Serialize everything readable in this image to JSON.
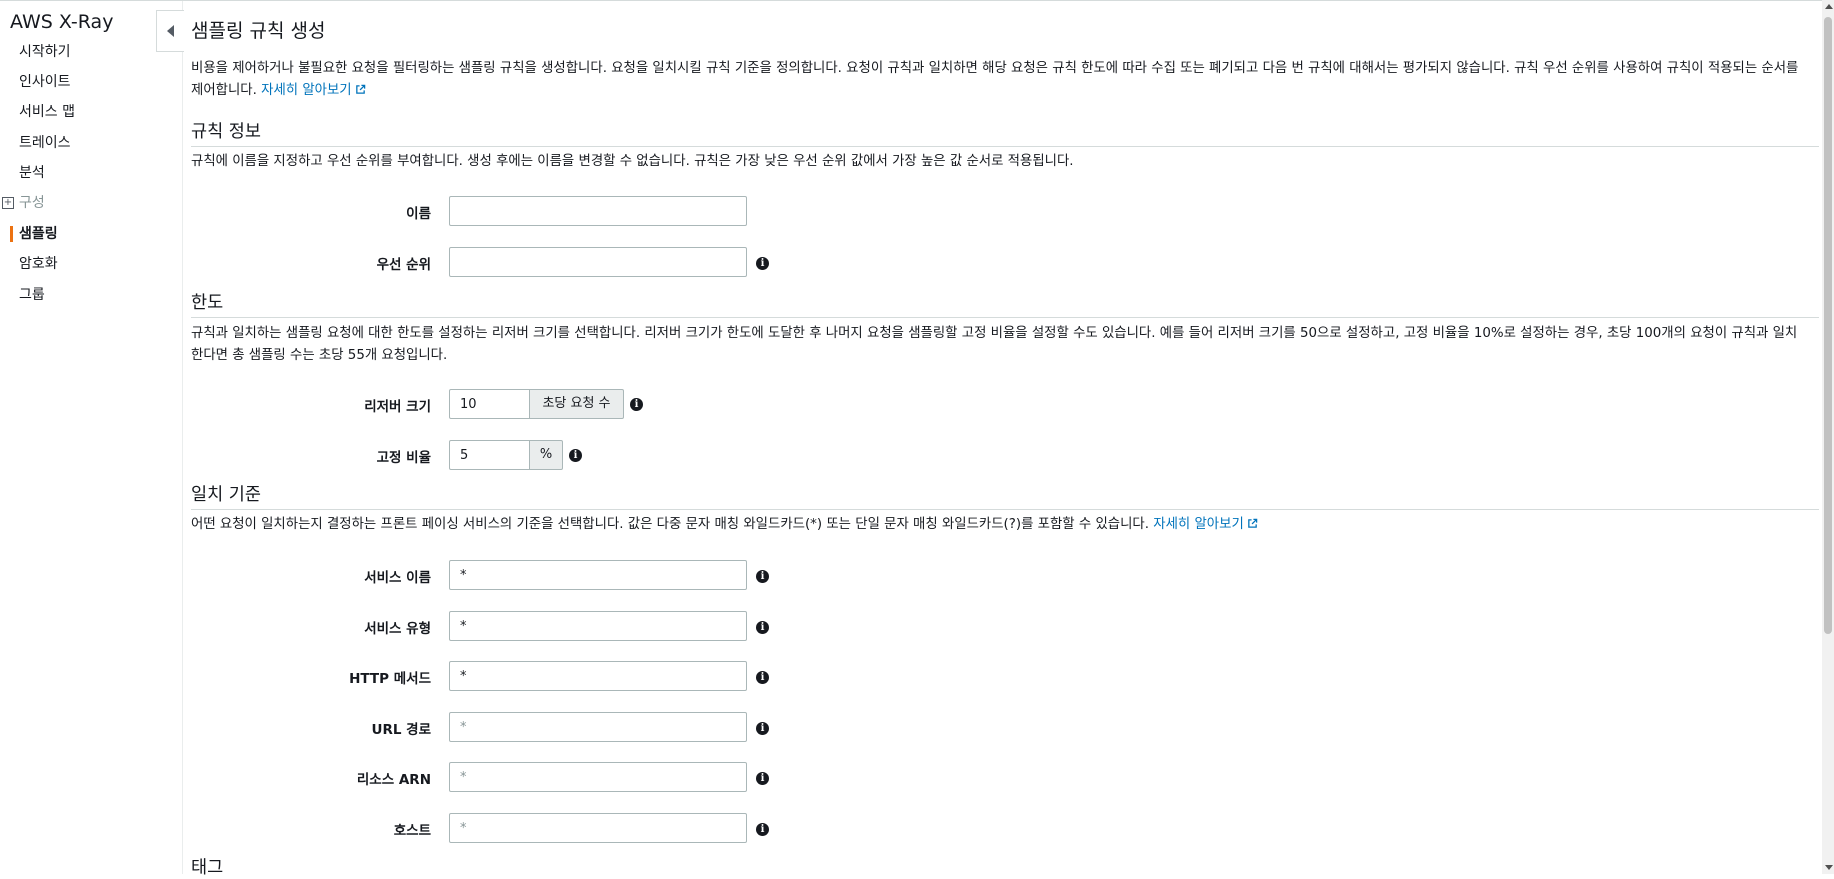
{
  "sidebar": {
    "brand": "AWS X-Ray",
    "items": [
      {
        "label": "시작하기"
      },
      {
        "label": "인사이트"
      },
      {
        "label": "서비스 맵"
      },
      {
        "label": "트레이스"
      },
      {
        "label": "분석"
      },
      {
        "label": "구성"
      },
      {
        "label": "샘플링"
      },
      {
        "label": "암호화"
      },
      {
        "label": "그룹"
      }
    ],
    "active_color": "#ec7211"
  },
  "page": {
    "title": "샘플링 규칙 생성",
    "intro_text": "비용을 제어하거나 불필요한 요청을 필터링하는 샘플링 규칙을 생성합니다. 요청을 일치시킬 규칙 기준을 정의합니다. 요청이 규칙과 일치하면 해당 요청은 규칙 한도에 따라 수집 또는 폐기되고 다음 번 규칙에 대해서는 평가되지 않습니다. 규칙 우선 순위를 사용하여 규칙이 적용되는 순서를 제어합니다.",
    "learn_more": "자세히 알아보기"
  },
  "rule_info": {
    "title": "규칙 정보",
    "description": "규칙에 이름을 지정하고 우선 순위를 부여합니다. 생성 후에는 이름을 변경할 수 없습니다. 규칙은 가장 낮은 우선 순위 값에서 가장 높은 값 순서로 적용됩니다.",
    "name_label": "이름",
    "name_value": "",
    "priority_label": "우선 순위",
    "priority_value": ""
  },
  "limits": {
    "title": "한도",
    "description": "규칙과 일치하는 샘플링 요청에 대한 한도를 설정하는 리저버 크기를 선택합니다. 리저버 크기가 한도에 도달한 후 나머지 요청을 샘플링할 고정 비율을 설정할 수도 있습니다. 예를 들어 리저버 크기를 50으로 설정하고, 고정 비율을 10%로 설정하는 경우, 초당 100개의 요청이 규칙과 일치한다면 총 샘플링 수는 초당 55개 요청입니다.",
    "reservoir_label": "리저버 크기",
    "reservoir_value": "10",
    "reservoir_unit": "초당 요청 수",
    "rate_label": "고정 비율",
    "rate_value": "5",
    "rate_unit": "%"
  },
  "criteria": {
    "title": "일치 기준",
    "description": "어떤 요청이 일치하는지 결정하는 프론트 페이싱 서비스의 기준을 선택합니다. 값은 다중 문자 매칭 와일드카드(*) 또는 단일 문자 매칭 와일드카드(?)를 포함할 수 있습니다.",
    "learn_more": "자세히 알아보기",
    "fields": [
      {
        "label": "서비스 이름",
        "value": "*",
        "placeholder": ""
      },
      {
        "label": "서비스 유형",
        "value": "*",
        "placeholder": ""
      },
      {
        "label": "HTTP 메서드",
        "value": "*",
        "placeholder": ""
      },
      {
        "label": "URL 경로",
        "value": "",
        "placeholder": "*"
      },
      {
        "label": "리소스 ARN",
        "value": "",
        "placeholder": "*"
      },
      {
        "label": "호스트",
        "value": "",
        "placeholder": "*"
      }
    ]
  },
  "tags": {
    "title": "태그"
  },
  "colors": {
    "link": "#0073bb",
    "accent": "#ec7211",
    "text": "#16191f",
    "input_border": "#aab7b8"
  }
}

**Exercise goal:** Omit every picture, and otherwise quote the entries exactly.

**Response to this exercise:**
Serialize everything readable in this image to JSON.
{
  "sidebar": {
    "brand": "AWS X-Ray",
    "items": [
      {
        "label": "시작하기"
      },
      {
        "label": "인사이트"
      },
      {
        "label": "서비스 맵"
      },
      {
        "label": "트레이스"
      },
      {
        "label": "분석"
      },
      {
        "label": "구성"
      },
      {
        "label": "샘플링"
      },
      {
        "label": "암호화"
      },
      {
        "label": "그룹"
      }
    ],
    "active_color": "#ec7211"
  },
  "page": {
    "title": "샘플링 규칙 생성",
    "intro_text": "비용을 제어하거나 불필요한 요청을 필터링하는 샘플링 규칙을 생성합니다. 요청을 일치시킬 규칙 기준을 정의합니다. 요청이 규칙과 일치하면 해당 요청은 규칙 한도에 따라 수집 또는 폐기되고 다음 번 규칙에 대해서는 평가되지 않습니다. 규칙 우선 순위를 사용하여 규칙이 적용되는 순서를 제어합니다.",
    "learn_more": "자세히 알아보기"
  },
  "rule_info": {
    "title": "규칙 정보",
    "description": "규칙에 이름을 지정하고 우선 순위를 부여합니다. 생성 후에는 이름을 변경할 수 없습니다. 규칙은 가장 낮은 우선 순위 값에서 가장 높은 값 순서로 적용됩니다.",
    "name_label": "이름",
    "name_value": "",
    "priority_label": "우선 순위",
    "priority_value": ""
  },
  "limits": {
    "title": "한도",
    "description": "규칙과 일치하는 샘플링 요청에 대한 한도를 설정하는 리저버 크기를 선택합니다. 리저버 크기가 한도에 도달한 후 나머지 요청을 샘플링할 고정 비율을 설정할 수도 있습니다. 예를 들어 리저버 크기를 50으로 설정하고, 고정 비율을 10%로 설정하는 경우, 초당 100개의 요청이 규칙과 일치한다면 총 샘플링 수는 초당 55개 요청입니다.",
    "reservoir_label": "리저버 크기",
    "reservoir_value": "10",
    "reservoir_unit": "초당 요청 수",
    "rate_label": "고정 비율",
    "rate_value": "5",
    "rate_unit": "%"
  },
  "criteria": {
    "title": "일치 기준",
    "description": "어떤 요청이 일치하는지 결정하는 프론트 페이싱 서비스의 기준을 선택합니다. 값은 다중 문자 매칭 와일드카드(*) 또는 단일 문자 매칭 와일드카드(?)를 포함할 수 있습니다.",
    "learn_more": "자세히 알아보기",
    "fields": [
      {
        "label": "서비스 이름",
        "value": "*",
        "placeholder": ""
      },
      {
        "label": "서비스 유형",
        "value": "*",
        "placeholder": ""
      },
      {
        "label": "HTTP 메서드",
        "value": "*",
        "placeholder": ""
      },
      {
        "label": "URL 경로",
        "value": "",
        "placeholder": "*"
      },
      {
        "label": "리소스 ARN",
        "value": "",
        "placeholder": "*"
      },
      {
        "label": "호스트",
        "value": "",
        "placeholder": "*"
      }
    ]
  },
  "tags": {
    "title": "태그"
  },
  "colors": {
    "link": "#0073bb",
    "accent": "#ec7211",
    "text": "#16191f",
    "input_border": "#aab7b8"
  }
}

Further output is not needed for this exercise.